WASHINGTON -- Bill Bradley would like to know the last time you sat down with someone of another race and talked bluntly about race relations. Chances are the answer is never, and if that's so, then Mr. Bradley thinks you're part of the problem.
Mr. Bradley is an Ivy League white male in the U.S. Senate, and lately he has talked a lot about race. To some political consultants, a white politician barging around on such an explosive issue might as well play hopscotch in a minefield. And it's not as though Mr. Bradley, D-N.J., has a particularly large bloc of black voters to woo in his home state (New Jersey is 13 percent black, roughly the national average).
What, then, is he up to?
Simple, he says. He is sounding a wake-up call to his country, warning that even though race influences every major domestic political debate of our time -- from crime to education to the economy to the Supreme Court -- it remains cloaked in code words and timid silence, or else is cynically exploited by the slick appeals of political advertising. This, he says, leaves the blunt talk to the extremists, black and white, whose seething messages only make things worse.
Mr. Bradley's response is to propose that everybody else start speaking up in straightforward language -- or be prepared for the consequences when the hatred boils over.
Or, as he put it recently, "the more Americans are honest about the level of distrust they hold for each other, the easier it will be to get beyond those feelings."
As for well-off whites like himself, who might dismiss all this as irrelevant in their own, comfortable lives, Mr. Bradley has some advice: "By the year 2000, only 57 percent of people entering the work force will be native-born whites. White Americans have to understand that their children's standard of living is inextricably bound to the future of millions of non-white children."
Mr. Bradley last touched on the issue Oct. 15 in his speech opposing the Supreme Court nomination of Clarence Thomas. He decried as cynical dishonesty President Bush's disavowal of race as a selection factor, though he said he was heartened by the candor of Judge Thomas' late-in-the-game defense against the black stereotypes of what he called a "high-tech lynching."
But Mr. Bradley's most expansive remarks on the subject came in two speeches in July, when he set down the themes that he intends to repeat as long as people will listen.
Open letter to Bush
The first speech, to his colleagues on the Senate floor, was an open letter to Mr. Bush in which Mr. Bradley challenged the president to "tell us how you have worked through the issue of race in your own life. I don't mean speech-writer abstractions about equality or liberty, but your own life experiences. When did you realize there was a difference between the lives of black people and the lives of white people in America? Where did you ever experience or see discrimination? How did you feel? What did you do?"
But he also scolded the rest of the nation, whites and blacks, plowing straight into the minefield by saying, "We will never lead the world by example of our living values if we can't eradicate the 'reservation' mentality many whites hold about cities. We will never understand the problems of our cities -- the factories closed, the housing filled with rats, the hospitals losing doctors, the schools pockmarked with bullet holes, the middle class moved away -- until a white person can point out the epidemic of minority illegitimacy, drug addiction and homicides without being charged a racist."

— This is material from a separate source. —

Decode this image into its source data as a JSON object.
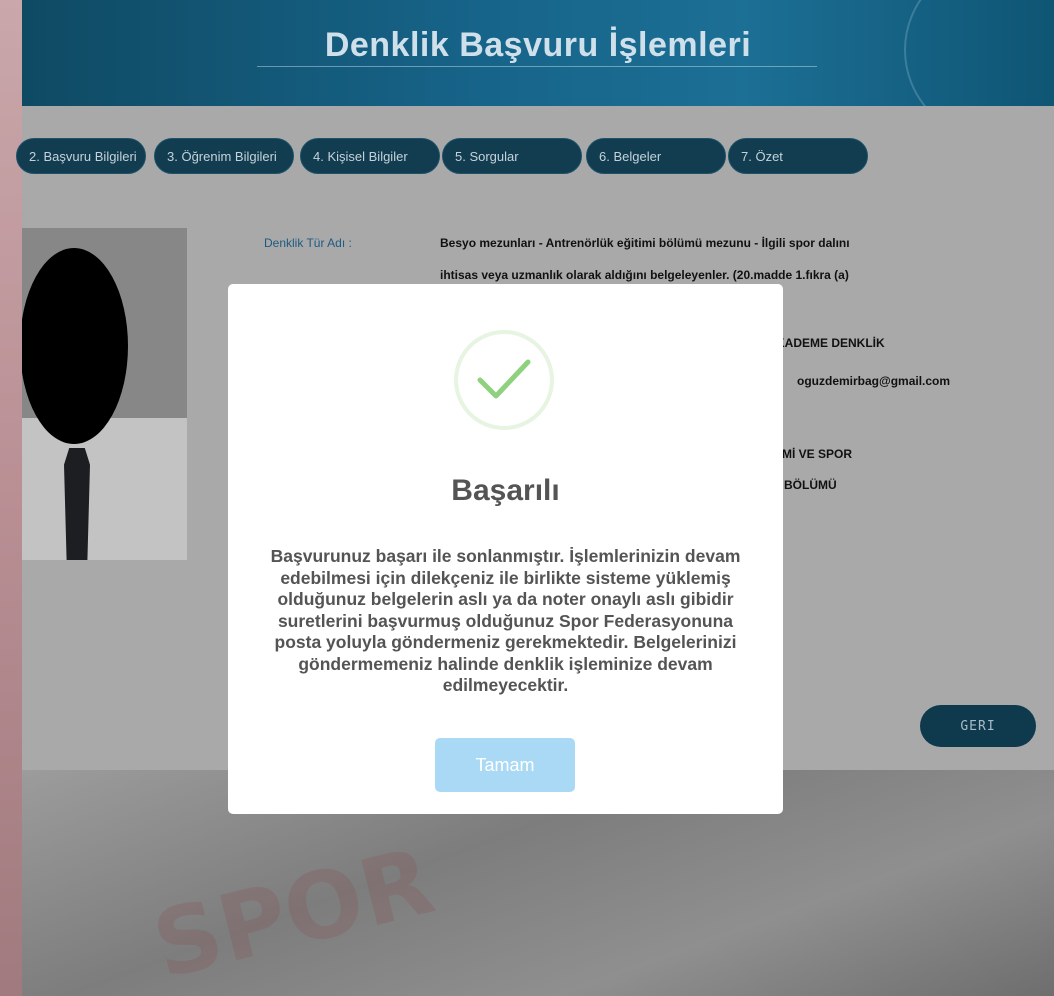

Having called on Mr. Bush to bare his conscience on the issue, Mr. Bradley felt that he should do so, and six days later he told a National Press Club audience of his own life, with its beginnings in a small Missouri town on the Mississippi River, where schools weren't integrated until he was in the ninth grade.
But it wasn't until after college, in the early 1970s, that he got his education on race, as a forward for the New York Knicks professional basketball team.
"I wish I had $100 for every time in the last 20 years that someone -- usually a white person -- asked me what it was like to play on the Knicks and travel with my teammates. . . . I'd ask, 'What do you mean? . . . You mean that most of them were black? That I was living in a kind of black world?'
" 'Well, yes!' they'd finally admit."
It was, he said, "one of the most enlightening experiences of my life." Besides learning about friendship, team camaraderie and the strength of each teammate's individuality, he also learned plenty about race.